promptly attended to. Honesdale, Pa.
171 O. MUMFORD,
JL. ATTORNEY & COUNSELOR-AT-LAW
i,01??P.TrL11V,rty 1I.Bl,1 bnlldliie. opposite the
Post Office, lloncsdnle, l'a.
ATTORNEY A COUNSELOR-AT-LAW.
Office over Keif's store. Honesdnle l'a.
nllARLES A. McCARTY,
J ATTORNEY A COUNSELOR- IT-LAW.
Special tuid prompt attention given to the
collection of claims. Office over Keifs new
store. Honesdale. Pa.
17t P. KIMBLE,
1 . ATTORNEY A COUNSELOR-AT-LAW
Olllce over the Dost office Honesdale. Pa.
. ATTORNEY A COUNSELOR-AT-LAW
Office in the Court House, Honesdale
PETER H. ILOFF,
ATTORNEY A COUNSELOR-AT-LAW.
Office Second floor old Savings link
building, llmiesdali;. l'a.
QEARLE & SALMON,
D ATTORNEYS A COUNSELORS-AT-LAW,
Offices latelv occupied by Judge Scnrlo
CHESTER A. GARRATT,'
ATTORNF.Y A COUNSELOR-AT-LAW.
Office adjacent to Post Olllce, Honesdale, Pn
DR. E. T. BROWN,
Office First floor, old Savings Bank build
ing, Honesdnle. Pa.
Dr. C. K. HKADY. Dkntist. Koneadalel,u.
Office Houns 8 m to p. m
Any evening by appointment.
Citizens' phone. 33. Kesldence. No. 86-X
PB. PETERSON, M. D.
. 1120 MAIN STREET, HONESDALE, PA.
Kye and Ear a specialty. The fitting of glass
es given careful attention.
LIVERY. h red.

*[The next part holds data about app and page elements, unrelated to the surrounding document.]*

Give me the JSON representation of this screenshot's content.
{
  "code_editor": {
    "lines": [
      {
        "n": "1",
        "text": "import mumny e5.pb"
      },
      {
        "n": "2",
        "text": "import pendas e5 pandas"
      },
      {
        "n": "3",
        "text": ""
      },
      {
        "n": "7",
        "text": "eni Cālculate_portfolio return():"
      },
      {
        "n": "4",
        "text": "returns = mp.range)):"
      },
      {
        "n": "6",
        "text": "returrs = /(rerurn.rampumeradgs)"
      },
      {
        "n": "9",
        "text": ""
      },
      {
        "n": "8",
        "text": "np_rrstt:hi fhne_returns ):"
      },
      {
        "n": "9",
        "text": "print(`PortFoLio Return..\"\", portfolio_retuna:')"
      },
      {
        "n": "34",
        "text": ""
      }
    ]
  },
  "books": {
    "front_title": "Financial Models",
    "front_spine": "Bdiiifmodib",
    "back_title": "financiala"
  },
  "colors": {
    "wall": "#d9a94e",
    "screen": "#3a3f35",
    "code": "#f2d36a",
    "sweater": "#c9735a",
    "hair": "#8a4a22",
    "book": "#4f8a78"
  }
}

G. Rickard has re
moved his livery establishment from
corner Chuch street to Whitney's Stone
PROMPTLY ATTENDED TO.
FIRST CLASS OUTFITS. 75yl
would like to see you if '.
you are in the market;
AND NOVELTIES !
! "Guaranteed articles only sold." X
in your family you of course call
a reliable physicianv Don't stop
at that ; nave his prescriptions
put up at a reliable pharmacy,
even if it is a little farther from
your home than some other store.
You can find no more reliable
store than ours. It would be im
possible for more care to be taken
in the selection of drugs, etc., or
in the compounding. Prescrip
tions brought here, either night
or day, will be promptly and
accurately compounded by a
competent registered pharmacist
and tho prices will be most rea
sonable. O. T. CHAMBERS,
" Opp. D. & II. Station, Honesdale. Pa.
residence and large
W. F. SUYDAM
Splendid site for hospital or
hotel. House steam heated. Elec
trically wired. Large barn.
Corner lot. 125x150.
J. B. ROBINSON,
Insurance and Real Estate.
BSPLET US PRINT YOUR BILI,
HEADS, LETTER HEADS, STATE
MENTS, NOTB HEADS. ENVHIr
OPES, CIRCULARS, ETC., WTO.